Important Things: (My list)

Doing things I love like:

  • Hanging out with my family and friends
  • Spending time in my garden and growing my own food
  • Creating stuff
  • Writing every day
  • Laughing ‘til it hurts- often
  • Learning new things- investing in me
  • Being outdoors- fresh air and exercise
  • Camping and going bush

But what happens if those important things, those things that really matter to you, are big things that are out of your control?

If my list contained things like:

  • world peace
  • protecting my community from mining
  • stopping unsustainable fishing practices
  • preventing animal cruelty
  • eliminating child abuse…

Phew. Different sort of list, different sort of feeling…One list makes me feel good….and one doesn’t.

Now, all of these things on the second list are important to me but if they were the things I focused on in my personal “important things” list, then I am immediately in trouble. My feeling when looking at my list is one of overwhelm and powerlessness. These are all issues that I can definitely have an input into, but in the big scheme of things they are, in all probability, pretty much out of my personal control.

When our attention moves from those tangible things we can directly influence to the big picture issues (and there are more and more of them each day) one of the dangers for us is that we can become swamped with the crush of overwhelm and we are stopped in our tracks. Overwhelm robs us of our momentum, our motivation and our resilience. It robs us of the ability to function in a way that serves us well. Overwhelm is the lead weight that sits on your shoulders or the helpless feeling that makes you want to retreat to the Bat Cave and pull the covers over your head… Overwhelm can contribute to anxiety and depression-both of which seem to be out of control in modern society.

Two other side-effects of overwhelm are ignorance and apathy-the inability or reluctance to “see” and the unwillingness to take action-and, if you check out the world around you, you will notice that it has become an all-pervasive issue. We live in a world of “It’s all just too hard…..pass me the bottle/smoke/pills/remote/chocolate ice cream…”

Now, I’ll admit, having a global or “big picture” preference in my thinking style, overwhelm and the feeling of hopelessness that accompanies it, are something I have encountered. (The more abstract and generalised thinking becomes the harder it becomes to take action- ie: lots of “thinking” taking place and not so much “doing”! :)).
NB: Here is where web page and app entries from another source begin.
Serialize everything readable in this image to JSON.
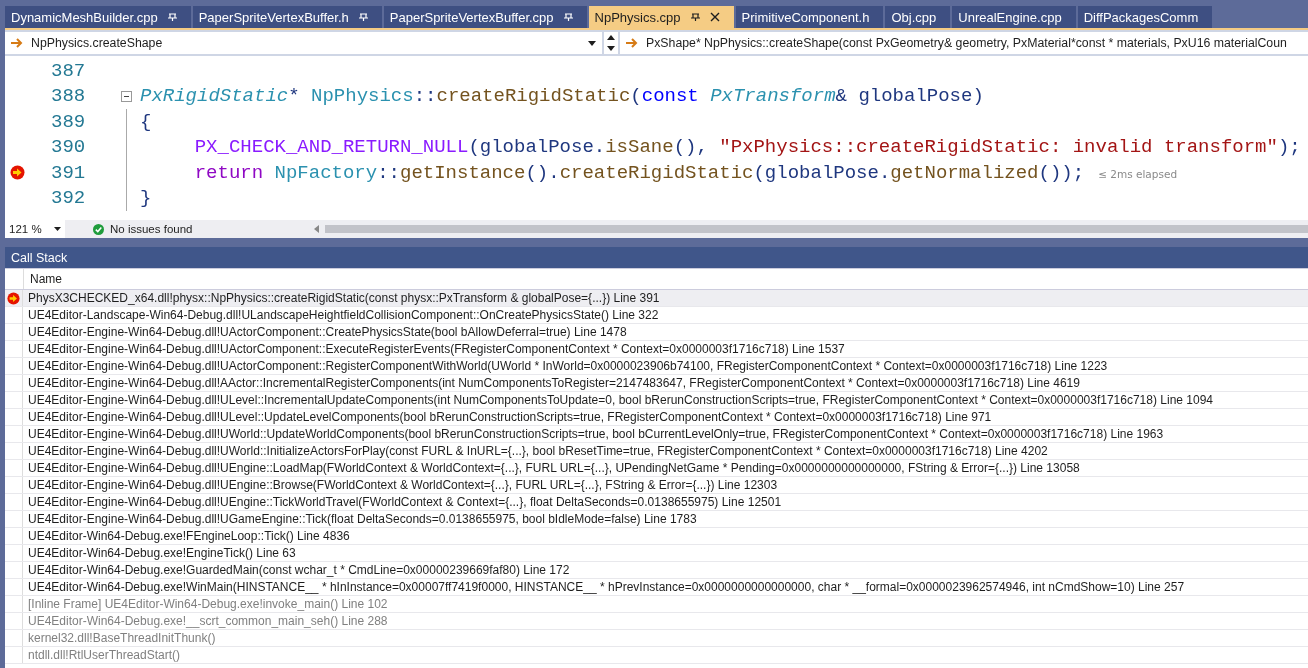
{
  "tabs": [
    {
      "label": "DynamicMeshBuilder.cpp",
      "selected": false,
      "pinned": true
    },
    {
      "label": "PaperSpriteVertexBuffer.h",
      "selected": false,
      "pinned": true
    },
    {
      "label": "PaperSpriteVertexBuffer.cpp",
      "selected": false,
      "pinned": true
    },
    {
      "label": "NpPhysics.cpp",
      "selected": true,
      "pinned": true
    },
    {
      "label": "PrimitiveComponent.h",
      "selected": false,
      "pinned": false
    },
    {
      "label": "Obj.cpp",
      "selected": false,
      "pinned": false
    },
    {
      "label": "UnrealEngine.cpp",
      "selected": false,
      "pinned": false
    },
    {
      "label": "DiffPackagesComm",
      "selected": false,
      "pinned": false
    }
  ],
  "navigation": {
    "scope": "NpPhysics.createShape",
    "member": "PxShape* NpPhysics::createShape(const PxGeometry& geometry, PxMaterial*const * materials, PxU16 materialCoun"
  },
  "editor": {
    "lines": [
      {
        "number": "387",
        "foldable": false,
        "breakpoint": false
      },
      {
        "number": "388",
        "foldable": true,
        "breakpoint": false,
        "indented": false,
        "tokens": [
          {
            "kind": "type",
            "text": "PxRigidStatic"
          },
          {
            "kind": "plain",
            "text": "* "
          },
          {
            "kind": "class",
            "text": "NpPhysics"
          },
          {
            "kind": "plain",
            "text": "::"
          },
          {
            "kind": "func",
            "text": "createRigidStatic"
          },
          {
            "kind": "plain",
            "text": "("
          },
          {
            "kind": "keyword",
            "text": "const "
          },
          {
            "kind": "type",
            "text": "PxTransform"
          },
          {
            "kind": "plain",
            "text": "& globalPose)"
          }
        ]
      },
      {
        "number": "389",
        "foldable": false,
        "breakpoint": false,
        "indented": false,
        "tokens": [
          {
            "kind": "plain",
            "text": "{"
          }
        ]
      },
      {
        "number": "390",
        "foldable": false,
        "breakpoint": false,
        "indented": true,
        "tokens": [
          {
            "kind": "macro",
            "text": "PX_CHECK_AND_RETURN_NULL"
          },
          {
            "kind": "plain",
            "text": "(globalPose."
          },
          {
            "kind": "func",
            "text": "isSane"
          },
          {
            "kind": "plain",
            "text": "(), "
          },
          {
            "kind": "string",
            "text": "\"PxPhysics::createRigidStatic: invalid transform\""
          },
          {
            "kind": "plain",
            "text": ");"
          }
        ]
      },
      {
        "number": "391",
        "foldable": false,
        "breakpoint": true,
        "indented": true,
        "tokens": [
          {
            "kind": "control",
            "text": "return "
          },
          {
            "kind": "class",
            "text": "NpFactory"
          },
          {
            "kind": "plain",
            "text": "::"
          },
          {
            "kind": "func",
            "text": "getInstance"
          },
          {
            "kind": "plain",
            "text": "()."
          },
          {
            "kind": "func",
            "text": "createRigidStatic"
          },
          {
            "kind": "plain",
            "text": "(globalPose."
          },
          {
            "kind": "func",
            "text": "getNormalized"
          },
          {
            "kind": "plain",
            "text": "());"
          },
          {
            "kind": "hint",
            "text": "≤ 2ms elapsed"
          }
        ]
      },
      {
        "number": "392",
        "foldable": false,
        "breakpoint": false,
        "indented": false,
        "tokens": [
          {
            "kind": "plain",
            "text": "}"
          }
        ]
      }
    ]
  },
  "status": {
    "zoom": "121 %",
    "issues": "No issues found"
  },
  "call_stack": {
    "title": "Call Stack",
    "column": "Name",
    "frames": [
      {
        "kind": "current",
        "text": "PhysX3CHECKED_x64.dll!physx::NpPhysics::createRigidStatic(const physx::PxTransform & globalPose={...}) Line 391"
      },
      {
        "kind": "normal",
        "text": "UE4Editor-Landscape-Win64-Debug.dll!ULandscapeHeightfieldCollisionComponent::OnCreatePhysicsState() Line 322"
      },
      {
        "kind": "normal",
        "text": "UE4Editor-Engine-Win64-Debug.dll!UActorComponent::CreatePhysicsState(bool bAllowDeferral=true) Line 1478"
      },
      {
        "kind": "normal",
        "text": "UE4Editor-Engine-Win64-Debug.dll!UActorComponent::ExecuteRegisterEvents(FRegisterComponentContext * Context=0x0000003f1716c718) Line 1537"
      },
      {
        "kind": "normal",
        "text": "UE4Editor-Engine-Win64-Debug.dll!UActorComponent::RegisterComponentWithWorld(UWorld * InWorld=0x0000023906b74100, FRegisterComponentContext * Context=0x0000003f1716c718) Line 1223"
      },
      {
        "kind": "normal",
        "text": "UE4Editor-Engine-Win64-Debug.dll!AActor::IncrementalRegisterComponents(int NumComponentsToRegister=2147483647, FRegisterComponentContext * Context=0x0000003f1716c718) Line 4619"
      },
      {
        "kind": "normal",
        "text": "UE4Editor-Engine-Win64-Debug.dll!ULevel::IncrementalUpdateComponents(int NumComponentsToUpdate=0, bool bRerunConstructionScripts=true, FRegisterComponentContext * Context=0x0000003f1716c718) Line 1094"
      },
      {
        "kind": "normal",
        "text": "UE4Editor-Engine-Win64-Debug.dll!ULevel::UpdateLevelComponents(bool bRerunConstructionScripts=true, FRegisterComponentContext * Context=0x0000003f1716c718) Line 971"
      },
      {
        "kind": "normal",
        "text": "UE4Editor-Engine-Win64-Debug.dll!UWorld::UpdateWorldComponents(bool bRerunConstructionScripts=true, bool bCurrentLevelOnly=true, FRegisterComponentContext * Context=0x0000003f1716c718) Line 1963"
      },
      {
        "kind": "normal",
        "text": "UE4Editor-Engine-Win64-Debug.dll!UWorld::InitializeActorsForPlay(const FURL & InURL={...}, bool bResetTime=true, FRegisterComponentContext * Context=0x0000003f1716c718) Line 4202"
      },
      {
        "kind": "normal",
        "text": "UE4Editor-Engine-Win64-Debug.dll!UEngine::LoadMap(FWorldContext & WorldContext={...}, FURL URL={...}, UPendingNetGame * Pending=0x0000000000000000, FString & Error={...}) Line 13058"
      },
      {
        "kind": "normal",
        "text": "UE4Editor-Engine-Win64-Debug.dll!UEngine::Browse(FWorldContext & WorldContext={...}, FURL URL={...}, FString & Error={...}) Line 12303"
      },
      {
        "kind": "normal",
        "text": "UE4Editor-Engine-Win64-Debug.dll!UEngine::TickWorldTravel(FWorldContext & Context={...}, float DeltaSeconds=0.0138655975) Line 12501"
      },
      {
        "kind": "normal",
        "text": "UE4Editor-Engine-Win64-Debug.dll!UGameEngine::Tick(float DeltaSeconds=0.0138655975, bool bIdleMode=false) Line 1783"
      },
      {
        "kind": "normal",
        "text": "UE4Editor-Win64-Debug.exe!FEngineLoop::Tick() Line 4836"
      },
      {
        "kind": "normal",
        "text": "UE4Editor-Win64-Debug.exe!EngineTick() Line 63"
      },
      {
        "kind": "normal",
        "text": "UE4Editor-Win64-Debug.exe!GuardedMain(const wchar_t * CmdLine=0x00000239669faf80) Line 172"
      },
      {
        "kind": "normal",
        "text": "UE4Editor-Win64-Debug.exe!WinMain(HINSTANCE__ * hInInstance=0x00007ff7419f0000, HINSTANCE__ * hPrevInstance=0x0000000000000000, char * __formal=0x0000023962574946, int nCmdShow=10) Line 257"
      },
      {
        "kind": "external",
        "text": "[Inline Frame] UE4Editor-Win64-Debug.exe!invoke_main() Line 102"
      },
      {
        "kind": "external",
        "text": "UE4Editor-Win64-Debug.exe!__scrt_common_main_seh() Line 288"
      },
      {
        "kind": "external",
        "text": "kernel32.dll!BaseThreadInitThunk()"
      },
      {
        "kind": "external",
        "text": "ntdll.dll!RtlUserThreadStart()"
      }
    ]
  }
}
Also, if you care about people and issues, if you have compassion and empathy, a desire to do good, to save, help and assist the world and its inhabitants (and I hope that is most of us to some degree) then you’re pretty much a sitting duck when it comes to overwhelm. You look around and see so much that is broken, so much that doesn’t seem to be working effectively, so much that needs to be fixed-that you don’t know where to start, so you don’t.…
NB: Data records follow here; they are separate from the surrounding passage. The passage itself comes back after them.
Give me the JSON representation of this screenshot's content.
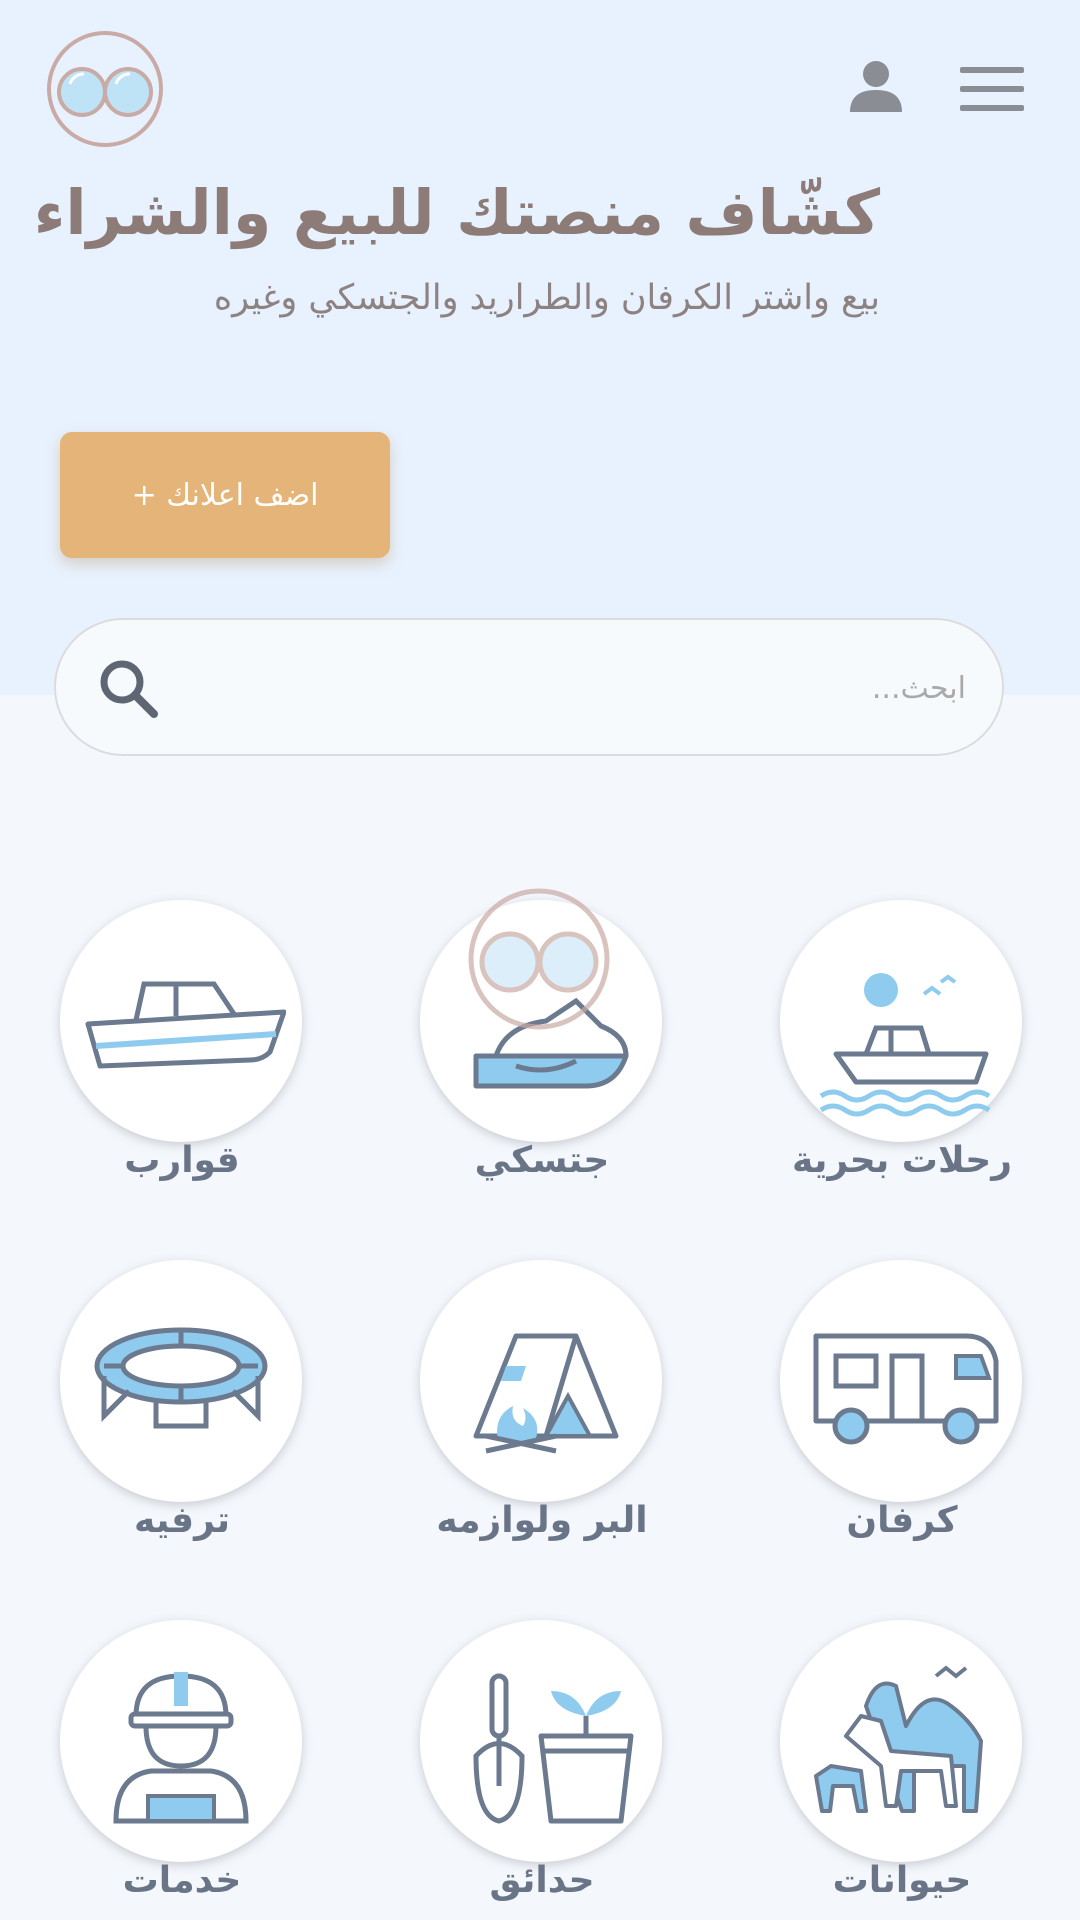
{
  "header": {
    "logo_icon": "binoculars-logo-icon",
    "user_icon": "user-icon",
    "menu_icon": "hamburger-menu-icon"
  },
  "hero": {
    "title": "كشّاف منصتك للبيع والشراء",
    "subtitle": "بيع واشتر الكرفان والطراريد والجتسكي وغيره",
    "add_button_label": "اضف اعلانك +"
  },
  "search": {
    "placeholder": "ابحث...",
    "icon": "search-icon"
  },
  "categories": [
    {
      "label": "رحلات بحرية",
      "icon": "sea-trip-icon"
    },
    {
      "label": "جتسكي",
      "icon": "jetski-icon"
    },
    {
      "label": "قوارب",
      "icon": "boat-icon"
    },
    {
      "label": "كرفان",
      "icon": "caravan-icon"
    },
    {
      "label": "البر ولوازمه",
      "icon": "camping-tent-icon"
    },
    {
      "label": "ترفيه",
      "icon": "trampoline-icon"
    },
    {
      "label": "حيوانات",
      "icon": "animals-icon"
    },
    {
      "label": "حدائق",
      "icon": "gardening-icon"
    },
    {
      "label": "خدمات",
      "icon": "worker-icon"
    }
  ],
  "colors": {
    "hero_bg": "#e8f2fe",
    "page_bg": "#f4f8fd",
    "accent": "#e5b478",
    "icon_stroke": "#6b7a8f",
    "icon_fill": "#8ecbef",
    "title": "#8d7b78"
  }
}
So, what can you do about it?

In my next post I will share some of the strategies that work well for me and for some of the people I have worked with.

Telene